Speaking of beekeepers, you may be wondering who started Savannah Bee Company.  Haley kept lamenting that we hadn’t gotten to tour with Ted Dennard (the company’s founder), but she wasn’t giving herself nearly enough credit.  She spoke with admiration of her boss, who apparently presents as more of  a surfer than an entrepreneur.  Behind his relaxed façade, though, are years of beekeeping education and practice.  Ted was introduced to the craft as a young boy, after which he kept his own bees throughout high school and college.  He later served with the Peace Corps in Central America, where he taught beekeeping in small villages, and he followed his service with world travel to expand his beekeeping knowledge.  In 2002, Ted decided to turn his passion into a career, which is how Savannah Bee Company came to be.  While I haven’t met him, one can deduce from Ted’s store and website that he is a humble, innovative guy.  Both seem to be less about him and more about the bees, which in our current age of narcissism, is very refreshing.  I also admire that Ted took the risk and initiative to live out his passion to the fullest, passing his zeal along to his employees and customers.  Don’t be afraid to jump on the bee-mania bandwagon!  I promise it’s way more pleasant than a bee sting;).
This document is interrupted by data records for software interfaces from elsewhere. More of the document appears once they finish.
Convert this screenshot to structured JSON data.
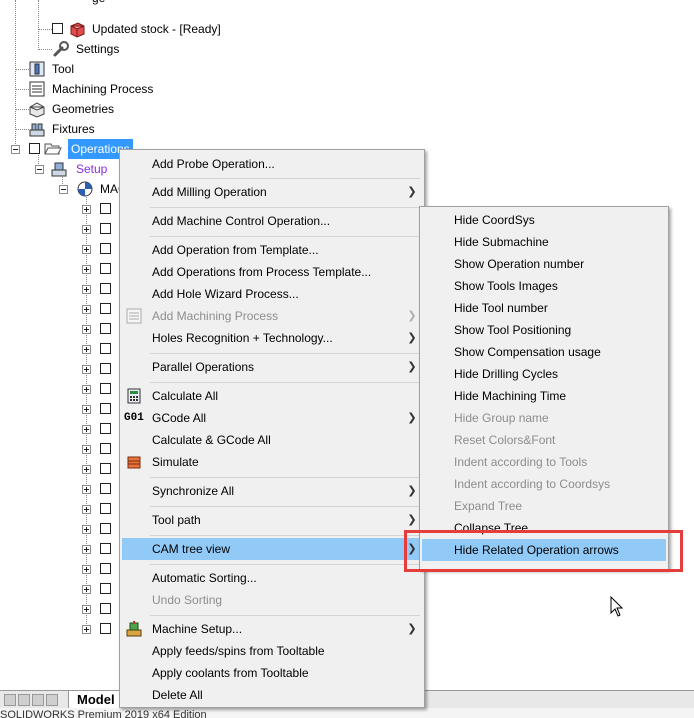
{
  "tree": {
    "top_item_partial": "ge",
    "updated_stock": "Updated stock - [Ready]",
    "settings": "Settings",
    "tool": "Tool",
    "machining_process": "Machining Process",
    "geometries": "Geometries",
    "fixtures": "Fixtures",
    "operations": "Operations",
    "setup": "Setup",
    "mac_partial": "MAC",
    "selected_color": "#3399ff",
    "setup_color": "#8a2be2"
  },
  "context_menu": {
    "items": [
      {
        "label": "Add Probe Operation...",
        "enabled": true,
        "submenu": false
      },
      {
        "label": "Add Milling Operation",
        "enabled": true,
        "submenu": true
      },
      {
        "label": "Add Machine Control Operation...",
        "enabled": true,
        "submenu": false
      },
      {
        "label": "Add Operation from Template...",
        "enabled": true,
        "submenu": false
      },
      {
        "label": "Add Operations from Process Template...",
        "enabled": true,
        "submenu": false
      },
      {
        "label": "Add Hole Wizard Process...",
        "enabled": true,
        "submenu": false
      },
      {
        "label": "Add Machining Process",
        "enabled": false,
        "submenu": true
      },
      {
        "label": "Holes Recognition + Technology...",
        "enabled": true,
        "submenu": true
      },
      {
        "label": "Parallel Operations",
        "enabled": true,
        "submenu": true
      },
      {
        "label": "Calculate All",
        "enabled": true,
        "submenu": false
      },
      {
        "label": "GCode All",
        "enabled": true,
        "submenu": true
      },
      {
        "label": "Calculate & GCode All",
        "enabled": true,
        "submenu": false
      },
      {
        "label": "Simulate",
        "enabled": true,
        "submenu": false
      },
      {
        "label": "Synchronize All",
        "enabled": true,
        "submenu": true
      },
      {
        "label": "Tool path",
        "enabled": true,
        "submenu": true
      },
      {
        "label": "CAM tree view",
        "enabled": true,
        "submenu": true,
        "highlighted": true
      },
      {
        "label": "Automatic Sorting...",
        "enabled": true,
        "submenu": false
      },
      {
        "label": "Undo Sorting",
        "enabled": false,
        "submenu": false
      },
      {
        "label": "Machine Setup...",
        "enabled": true,
        "submenu": true
      },
      {
        "label": "Apply feeds/spins from Tooltable",
        "enabled": true,
        "submenu": false
      },
      {
        "label": "Apply coolants from Tooltable",
        "enabled": true,
        "submenu": false
      },
      {
        "label": "Delete All",
        "enabled": true,
        "submenu": false
      }
    ],
    "gcode_icon_text": "G01",
    "highlight_color": "#91c9f7"
  },
  "submenu": {
    "items": [
      {
        "label": "Hide CoordSys",
        "enabled": true
      },
      {
        "label": "Hide Submachine",
        "enabled": true
      },
      {
        "label": "Show Operation number",
        "enabled": true
      },
      {
        "label": "Show Tools Images",
        "enabled": true
      },
      {
        "label": "Hide Tool number",
        "enabled": true
      },
      {
        "label": "Show Tool Positioning",
        "enabled": true
      },
      {
        "label": "Show Compensation usage",
        "enabled": true
      },
      {
        "label": "Hide Drilling Cycles",
        "enabled": true
      },
      {
        "label": "Hide Machining Time",
        "enabled": true
      },
      {
        "label": "Hide Group name",
        "enabled": false
      },
      {
        "label": "Reset Colors&Font",
        "enabled": false
      },
      {
        "label": "Indent according to Tools",
        "enabled": false
      },
      {
        "label": "Indent according to Coordsys",
        "enabled": false
      },
      {
        "label": "Expand Tree",
        "enabled": false
      },
      {
        "label": "Collapse Tree",
        "enabled": true
      },
      {
        "label": "Hide Related Operation arrows",
        "enabled": true,
        "highlighted": true
      }
    ],
    "annotation_color": "#e53c3c"
  },
  "bottom": {
    "model_tab": "Model",
    "status_partial": "SOLIDWORKS Premium 2019 x64 Edition"
  }
}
While Savannah Bee Company’s website is very informative, and all of its products can be purchased online and in stores across the U.S., I highly recommend visiting the flagship store.  You don’t live near Savannah?  Me neither!  Why not take a road trip like The Glutton’s Digest did?  You’ll learn a lot, and your taste buds will drown in sweet, sticky bliss.  We were so inspired by our visit that we bought a bunch of honey, came home, and started experimenting with it.  Through our trials, we learned that honey is just as versatile as it is sticky!  We’ll post our recipes all this week in a series that my best friend (in a stroke of what she considered genius) wanted to call, “It’s been a really buzzy week.”  The verdict is still out on that title, but be sure to stay tuned for our recipes.  In the meantime, start planning your Georgia getaway!  Ted, Haley, and a buzzworthy company await you!